In my experience as a therapist and now as a mother of a special needs child, I believe that each child has their own road and our job is to be a guide. We cannot make decisions based on what works for others, we must make decisions based on our child's needs, wherever that leads. It seems you have done just that!

Zoey looks gorgeous!

Kristin said...

Yay for kindergarten graduates! I have been a ball of stress over ESY for Max. So dumb, but so not. I finally opted to not, and am so relieved. He is doing ABA therapy this summer, so I think I made the right choice. Guess we'll never really know, huh? Aahhh. So many decisions, and we're only in preschool! ha.

Jennifer Sullivan said...

aww she is indeed a pretty munchkin! The innocence in her eyes is priceless! So proud of her to know that she is a junior kindergarten graduate now :) yaaay... A lot of beautiful things are in store for her for sure. God bless her beautiful heart :)

krlr said...

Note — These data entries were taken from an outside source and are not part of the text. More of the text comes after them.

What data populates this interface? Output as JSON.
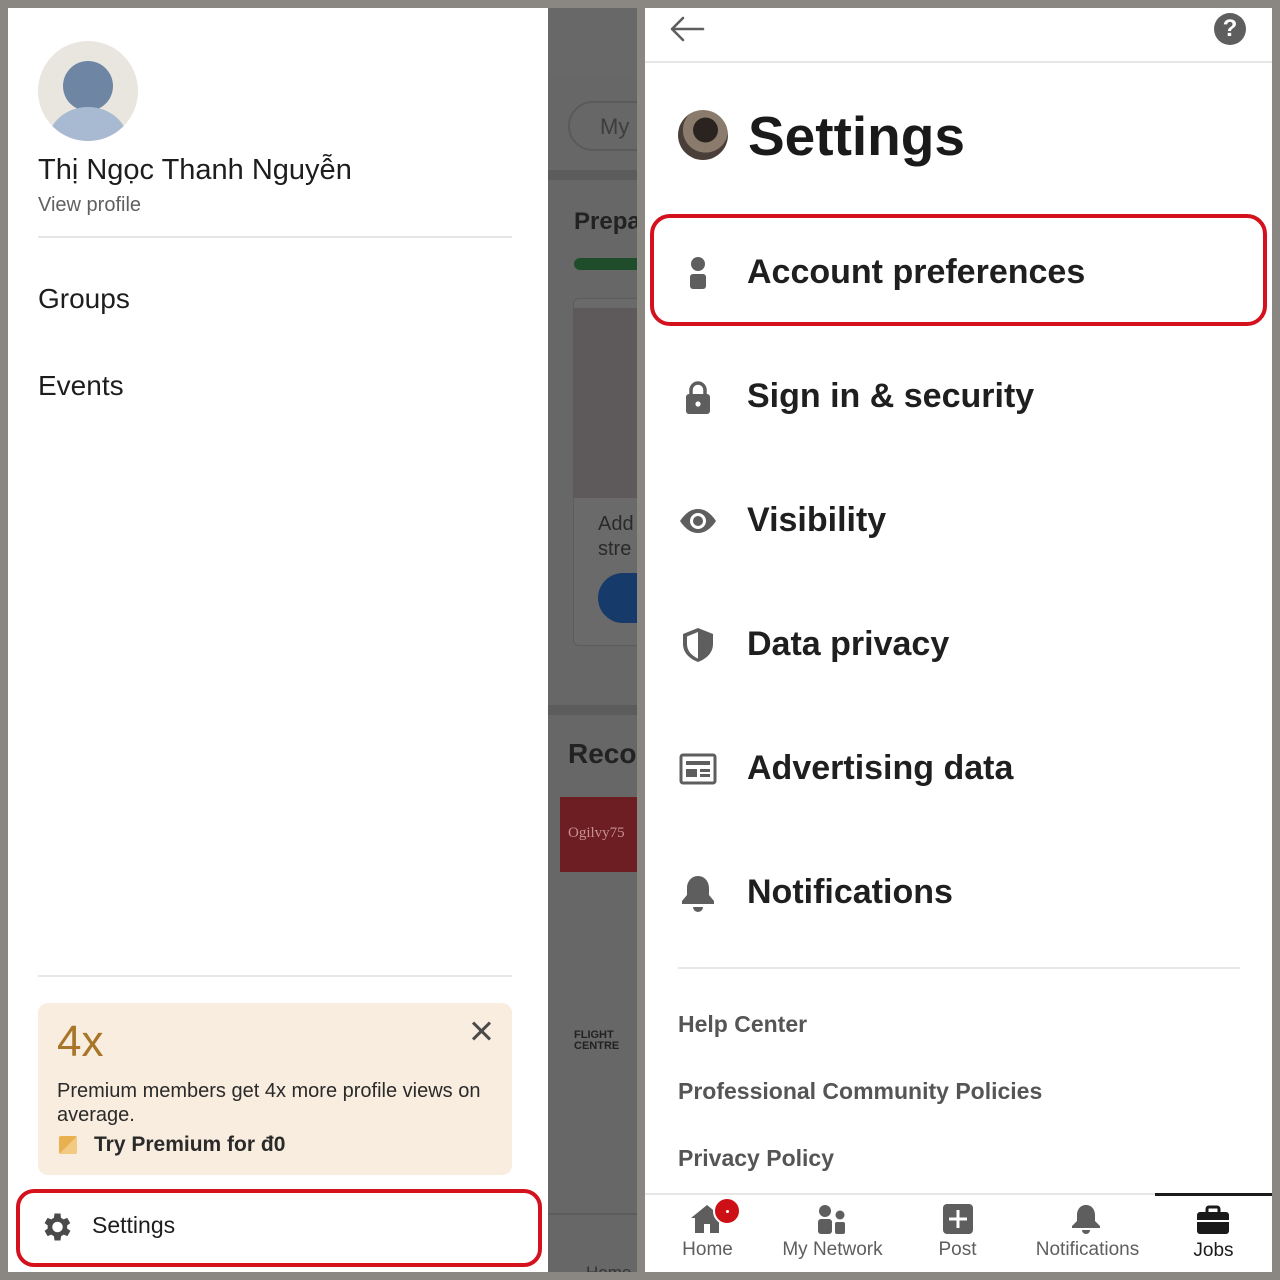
{
  "left_panel": {
    "user_name": "Thị Ngọc Thanh Nguyễn",
    "view_profile": "View profile",
    "menu": [
      "Groups",
      "Events"
    ],
    "promo": {
      "headline": "4x",
      "text": "Premium members get 4x more profile views on average.",
      "cta": "Try Premium for đ0"
    },
    "settings_label": "Settings"
  },
  "background_feed": {
    "pill_label": "My",
    "section_1": "Prepa",
    "card_text_1": "Add",
    "card_text_2": "stre",
    "section_2": "Reco",
    "logo_1": "Ogilvy75",
    "logo_2": "FLIGHT CENTRE",
    "tab_home": "Home"
  },
  "settings_page": {
    "title": "Settings",
    "items": [
      {
        "label": "Account preferences",
        "icon": "person-icon"
      },
      {
        "label": "Sign in & security",
        "icon": "lock-icon"
      },
      {
        "label": "Visibility",
        "icon": "eye-icon"
      },
      {
        "label": "Data privacy",
        "icon": "shield-icon"
      },
      {
        "label": "Advertising data",
        "icon": "ad-icon"
      },
      {
        "label": "Notifications",
        "icon": "bell-icon"
      }
    ],
    "links": [
      "Help Center",
      "Professional Community Policies",
      "Privacy Policy"
    ]
  },
  "tabbar": {
    "tabs": [
      {
        "label": "Home",
        "icon": "home-icon"
      },
      {
        "label": "My Network",
        "icon": "network-icon"
      },
      {
        "label": "Post",
        "icon": "plus-square-icon"
      },
      {
        "label": "Notifications",
        "icon": "bell-icon"
      },
      {
        "label": "Jobs",
        "icon": "briefcase-icon"
      }
    ],
    "active": "Jobs"
  },
  "colors": {
    "highlight": "#d4121e",
    "premium_gold": "#a87529",
    "promo_bg": "#f8eddf"
  }
}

I cannot fathom any backlash. You know your child the best and it sounds like you found the right place for HER. That's the very definition of an individualized plan, er, place. I've seen others shyly announce their slightly-less than fully included plans & then duck for cover & I've then read the scolding posts assuming that kids with Ds MUST be "included", like there's a happy place filled with unicorns that we're denying them. It just makes me angry. If it were easy we wouldn't need the damn meetings to begin with.

Rant over. Congratulations Zoey! Sorry about the drive, mom. Happy summer!

May said...

Parents are there to decide what is best for their children. You are anointed by God for that for Zoey. It is a blessed decision. Enjoy your break :)

Tish Hearne said...

Beautiful post about a remarkably beautiful girl. I loved seeing you today. My Zoey takes my breath away. <3

Cole said...

xooxxoox- Congratulations dear Zoey! Maddie's graduation was very emotional for me this year too! I'm so glad you made a decision that you feel happy with- that's the point of the IEP- or should be- that it isn't cookie-cutter one way or not- full inclusion or self-contained. That you are the head of your team steering what you know is right for your child. I'm so glad that you have a decision that you feel good about. Much love to you and to Zoey! And so glad for her recent healthy check friend!

Life and Times . . . said...

As a teacher, I find your decision highly admirable. Not because Zoey would be disruptive in an inclusion classroom, believe me "regular" kids can be highly disruptive, but because you took the time to really look at the situation and do what was best for her. I once taught a child with severe autism. He was very low functioning, wasn't fully toilet trained, and was, with the exception of about 1-2 hrs a day, fully mainstreamed. I loved him. The kids loved him. Everyone took care of him, but in a class of 22 fourth graders at various levels of both academics and maturity, I to this day feel that he received a huge disservice in my classroom. I guess some might have considered him disruptive, since his verbal communication was limited and not always appropriate. But that wasn't the issue. The issue was (and is) that I had to split my time between 22 kids when he needed so much more one-on-one than I could give him. The issue was that he wasn't learning on his level, and when I think about it, I just hope he learned something. The issue was that the whole system was failing him because we just didn't have the resources, and quite honestly, I didn't have nearly enough training to teach him properly. Sorry for the rant. My point is this, Zoey is a beautiful and adorable little girl. I can imagine that any teacher will fall in love with her, but sometimes love isn't enough. You need teachers that get her and understand her and are able to work with her as much as possible. No matter what anyone says, in the end, you have to do what's best for Miss Zoey.